Bass, Berry & Sims attorney Chris Lazarini analyzed whether a plaintiff who did not sign an arbitration agreement but who claimed to be the agent of the signatory to the arbitration agreement may be required to arbitrate his claims. Chris provided the analysis for Securities Litigation Commentator (SLC). The full text of the analysis is below and used with permission from the publication. If you would like to receive additional content from the SLC, please visit the SLC website to sign up for the newsletter.
Andrews vs. T.D. Ameritrade, Inc., No. 14-3466 (6th Cir., 12/30/14)
*A non-signatory to a pre-dispute arbitration agreement (PDAA) who holds himself out as the agent of the signatory to the PDAA is bound by the terms of the PDAA.
**A defendant is not required to disclose its intent to compel arbitration in its notice of removal of a case from state to federal court.
Plaintiff sought to liquidate his adult son’s 401(k) account under authority purportedly granted to him by a Power of Attorney (POA) and Trading Authorization Agreement (TAA). Defendant refused to do so, however, advising Plaintiff that the POA had been revoked. Plaintiff then sought injunctive and other relief in a state court filing. Defendant removed the matter to the federal court, which denied Plaintiff’s request for injunctive relief, compelled arbitration and dismissed Plaintiff’s complaint (see SLA 2014-30).

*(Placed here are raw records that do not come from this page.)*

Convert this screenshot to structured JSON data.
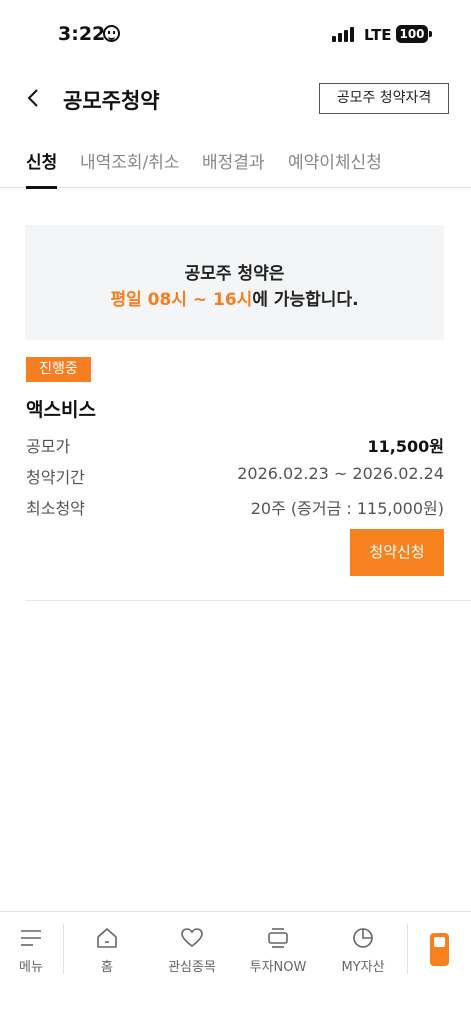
{
  "status_bar": {
    "time": "3:22",
    "network": "LTE",
    "battery": "100"
  },
  "header": {
    "title": "공모주청약",
    "qual_button": "공모주 청약자격"
  },
  "tabs": [
    {
      "label": "신청",
      "active": true
    },
    {
      "label": "내역조회/취소",
      "active": false
    },
    {
      "label": "배정결과",
      "active": false
    },
    {
      "label": "예약이체신청",
      "active": false
    }
  ],
  "notice": {
    "line1": "공모주 청약은",
    "line2_highlight": "평일 08시 ~ 16시",
    "line2_rest": "에 가능합니다."
  },
  "offering": {
    "status": "진행중",
    "name": "액스비스",
    "rows": [
      {
        "label": "공모가",
        "value": "11,500원"
      },
      {
        "label": "청약기간",
        "value": "2026.02.23 ~ 2026.02.24"
      },
      {
        "label": "최소청약",
        "value": "20주 (증거금 : 115,000원)"
      }
    ],
    "apply_button": "청약신청"
  },
  "bottom_nav": [
    {
      "label": "메뉴",
      "icon": "menu-icon"
    },
    {
      "label": "홈",
      "icon": "home-icon"
    },
    {
      "label": "관심종목",
      "icon": "heart-icon"
    },
    {
      "label": "투자NOW",
      "icon": "layers-icon"
    },
    {
      "label": "MY자산",
      "icon": "pie-chart-icon"
    }
  ],
  "colors": {
    "accent": "#f57f20"
  }
}
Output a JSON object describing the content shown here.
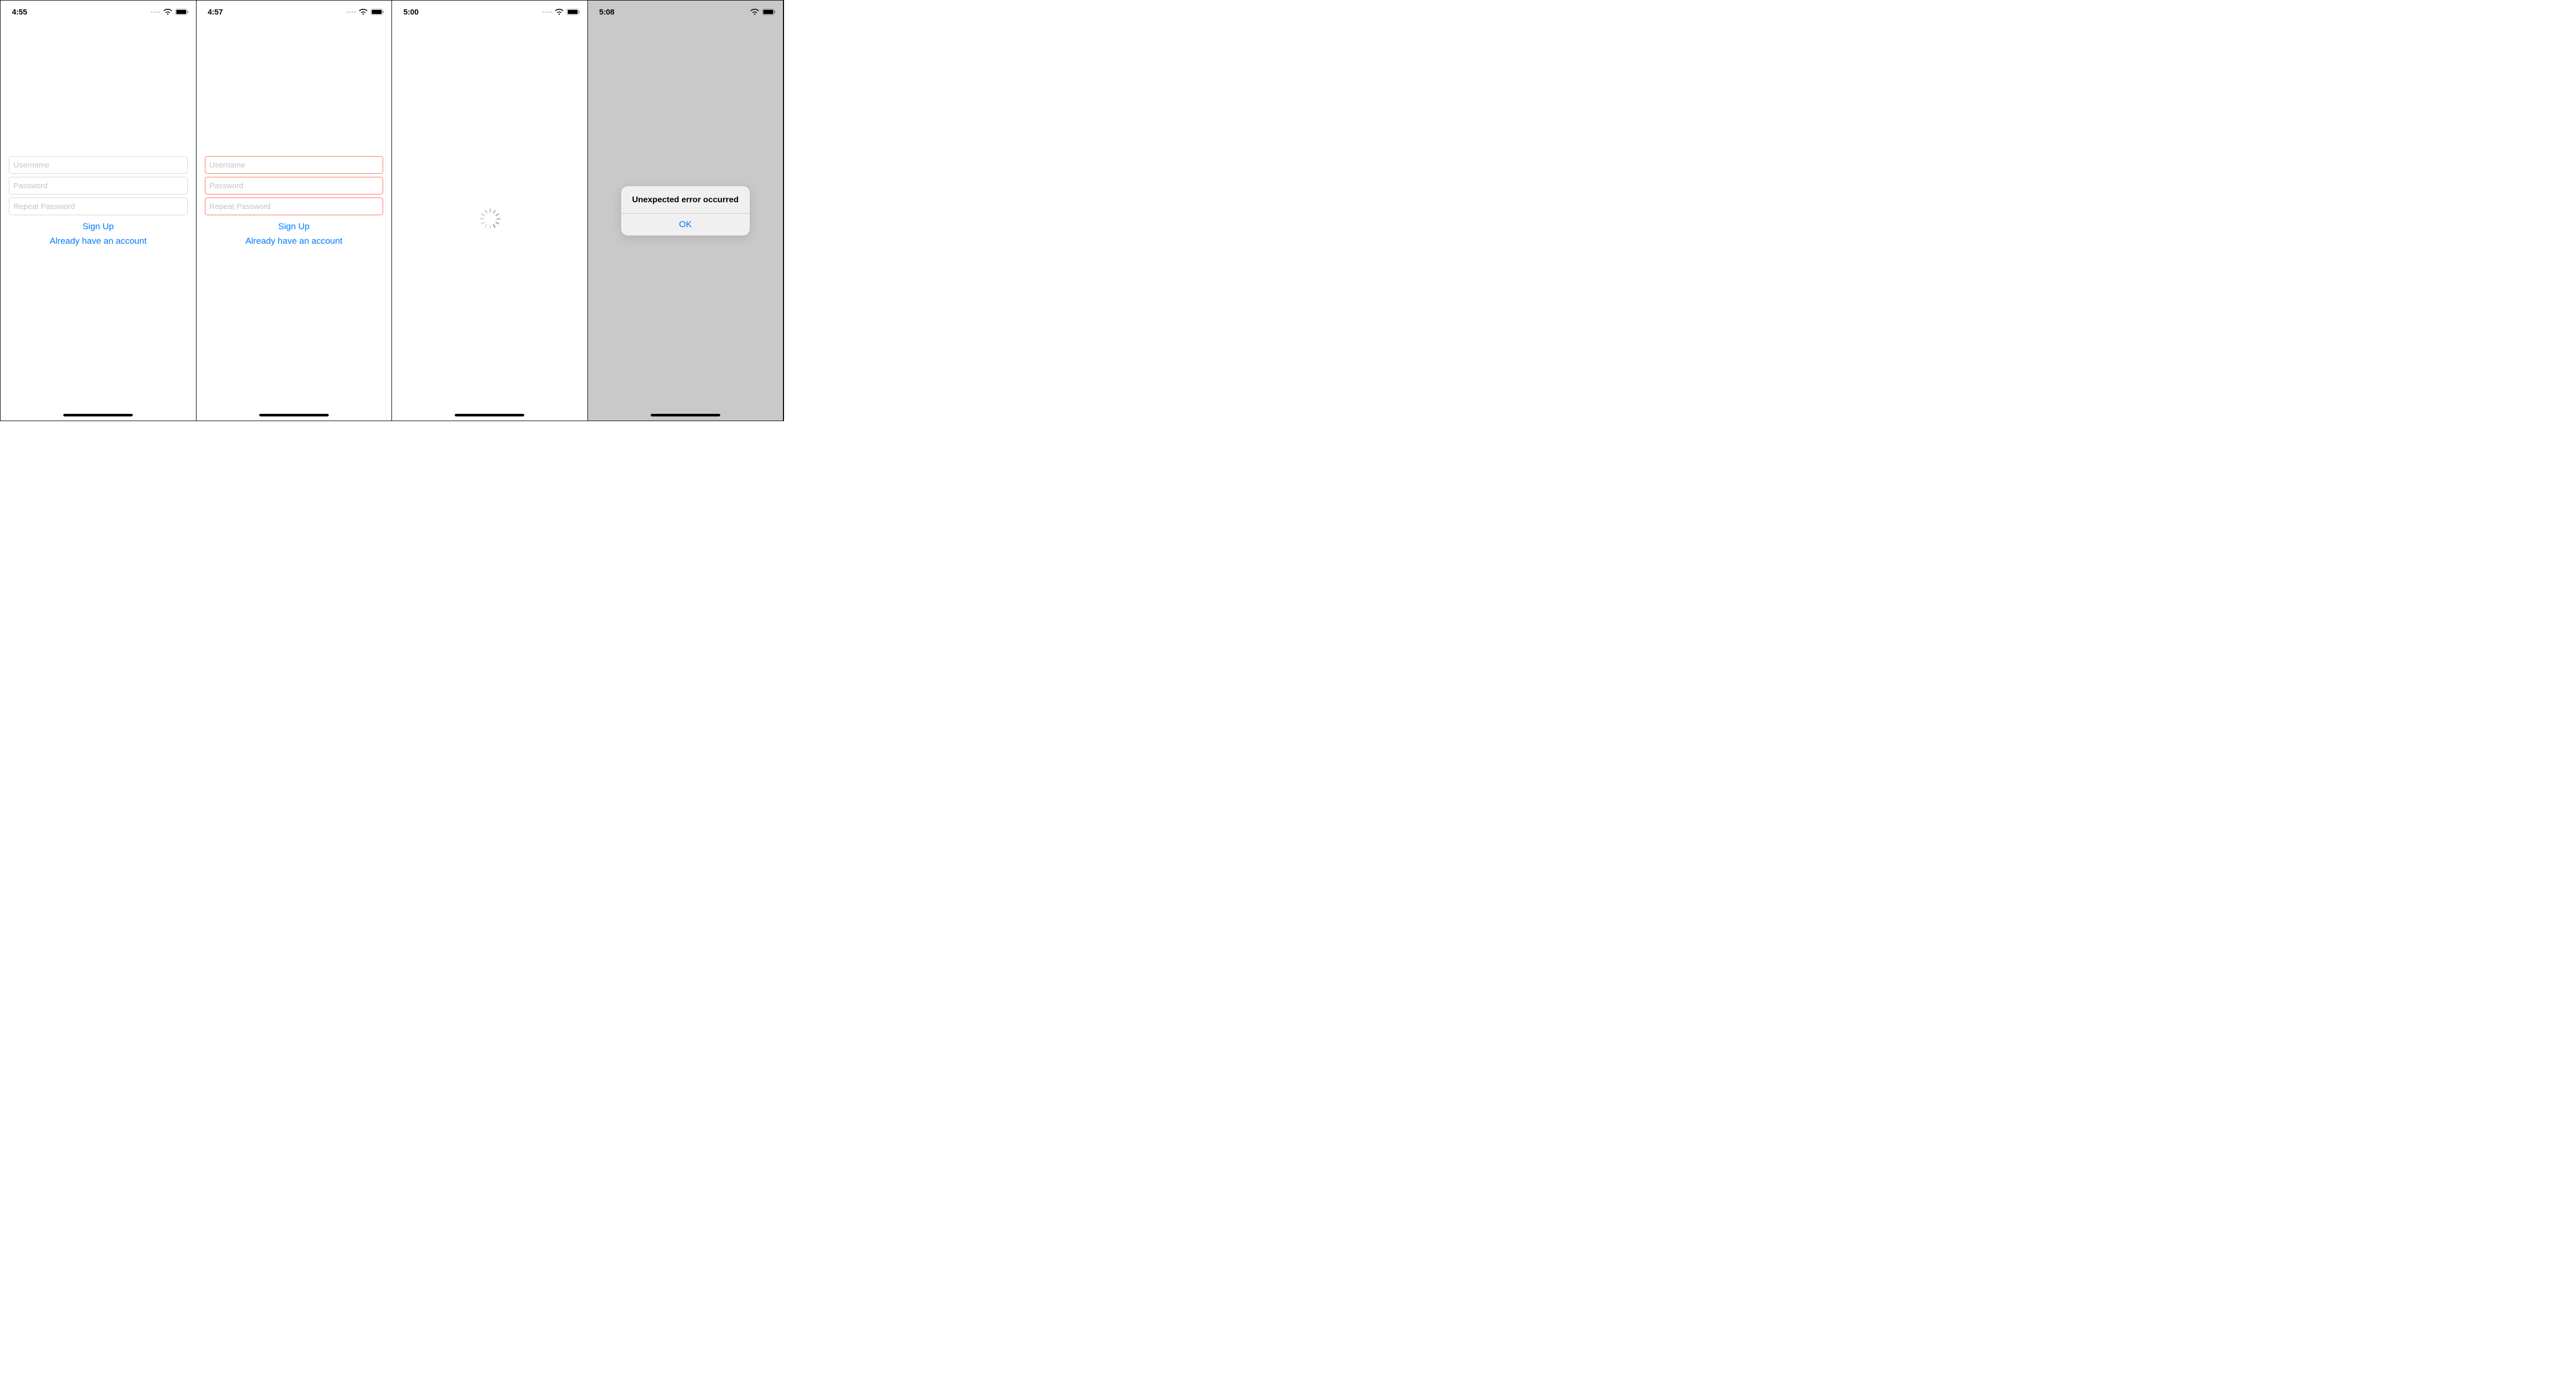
{
  "screens": [
    {
      "time": "4:55",
      "fields": {
        "username_placeholder": "Username",
        "password_placeholder": "Password",
        "repeat_placeholder": "Repeat Password"
      },
      "signup_label": "Sign Up",
      "already_label": "Already have an account"
    },
    {
      "time": "4:57",
      "fields": {
        "username_placeholder": "Username",
        "password_placeholder": "Password",
        "repeat_placeholder": "Repeat Password"
      },
      "signup_label": "Sign Up",
      "already_label": "Already have an account"
    },
    {
      "time": "5:00"
    },
    {
      "time": "5:08",
      "alert": {
        "title": "Unexpected error occurred",
        "ok_label": "OK"
      }
    }
  ]
}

Affirming the district court’s decision, the Sixth Circuit rejects all of Plaintiff’s arguments against compulsory arbitration. First, the Court states that, by holding himself out as the agent of his son, Plaintiff, although not a signatory to Defendant’s Client Agreement, is nevertheless bound by the terms of the PDAA in the agreement. The Court also points out that the TAA on which Plaintiff relies in support of his claim for control over the account also states that the Client Agreement is binding on the authorized agents. The Court finds, therefore, that Plaintiff cannot seek to enforce the power granted him by the TAA while simultaneously ignoring its arbitration clause.
Second, the Court rejects Plaintiff’s argument that the adequacy of the POA is a question of law that should be answered by a court, not arbitrators. The Court finds that, even if it is determined that the POA was adequate — an issue that is in dispute — questions regarding Defendant’s actions to confirm that its account holder’s wishes were followed fall within the broad scope of the PDAA.

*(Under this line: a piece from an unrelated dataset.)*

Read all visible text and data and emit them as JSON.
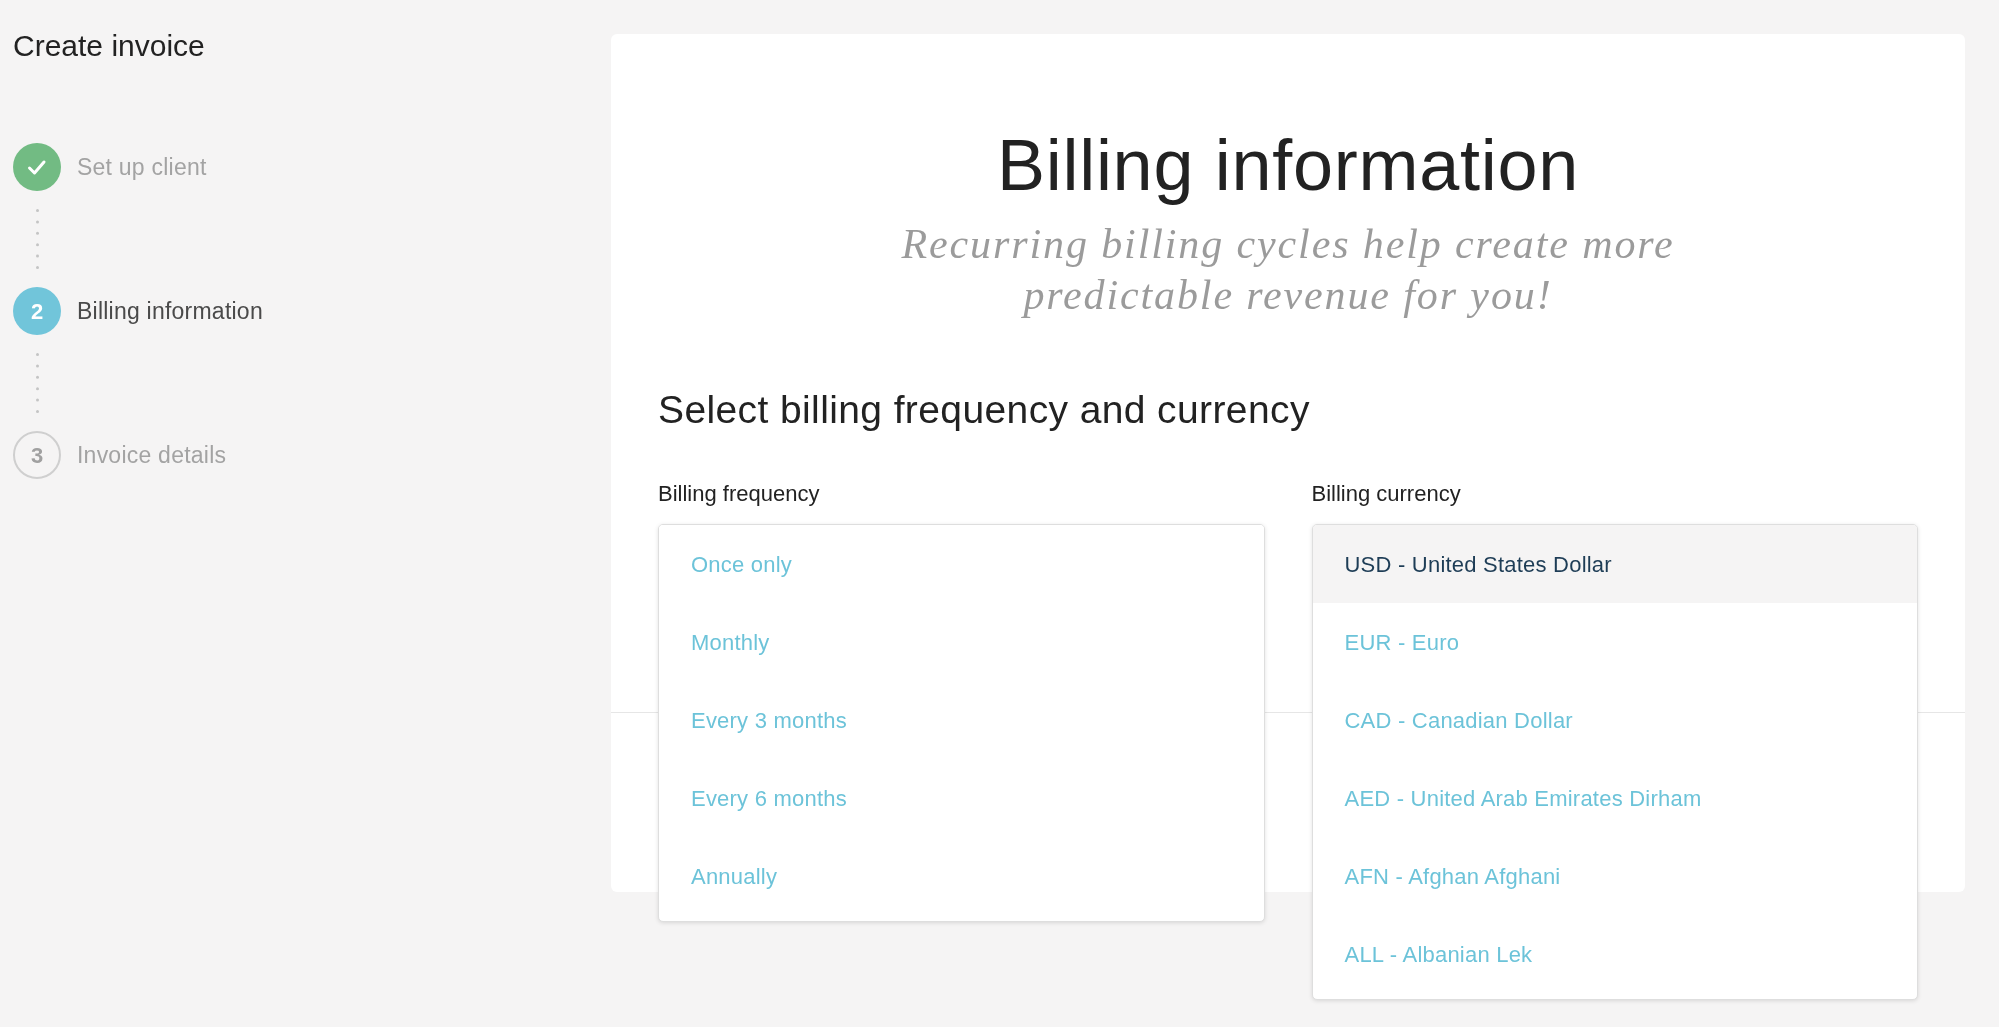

Third, the Court rejects Plaintiff’s waiver argument, finding that Defendant was not required to disclose its intent to seek to compel arbitration in its Notice removing the matter to federal court. Similarly, the Court rejects Plaintiff’s arguments that the PDAA is unconscionable, finding that Plaintiff affirmatively sought to control his son’s account and willingly signed the TAA.

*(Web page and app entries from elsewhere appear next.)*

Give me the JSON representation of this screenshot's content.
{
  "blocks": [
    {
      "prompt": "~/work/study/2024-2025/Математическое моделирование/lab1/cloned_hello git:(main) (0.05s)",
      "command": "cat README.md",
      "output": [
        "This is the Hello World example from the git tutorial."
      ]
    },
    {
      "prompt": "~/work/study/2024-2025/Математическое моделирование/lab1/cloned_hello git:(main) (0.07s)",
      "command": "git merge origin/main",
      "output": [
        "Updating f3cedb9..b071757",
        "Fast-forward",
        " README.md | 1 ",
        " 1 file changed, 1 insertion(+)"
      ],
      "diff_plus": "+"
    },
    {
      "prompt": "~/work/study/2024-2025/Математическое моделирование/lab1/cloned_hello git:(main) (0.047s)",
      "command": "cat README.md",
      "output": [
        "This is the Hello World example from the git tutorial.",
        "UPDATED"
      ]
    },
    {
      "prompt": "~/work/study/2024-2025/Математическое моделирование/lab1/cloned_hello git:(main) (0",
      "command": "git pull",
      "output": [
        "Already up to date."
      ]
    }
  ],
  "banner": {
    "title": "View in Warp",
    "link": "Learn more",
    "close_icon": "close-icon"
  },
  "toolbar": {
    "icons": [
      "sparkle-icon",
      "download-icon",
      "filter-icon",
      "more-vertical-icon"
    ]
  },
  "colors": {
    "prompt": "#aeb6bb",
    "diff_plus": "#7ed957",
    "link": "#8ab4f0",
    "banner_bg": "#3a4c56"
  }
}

Finally, the Court rejects Plaintiff’s argument that the boilerplate PDAA is a contract of adhesion. The Court states that, because Plaintiff is a lawyer, he was not in a position of unequal bargaining power when he signed the TAA containing an arbitration provision.
Plaintiff also challenged the district court’s decision to dismiss his case instead of ordering a stay pending the outcome of the arbitration. The Court finds that, where there is nothing for the district court to do but execute the judgment, dismissal is the appropriate remedy.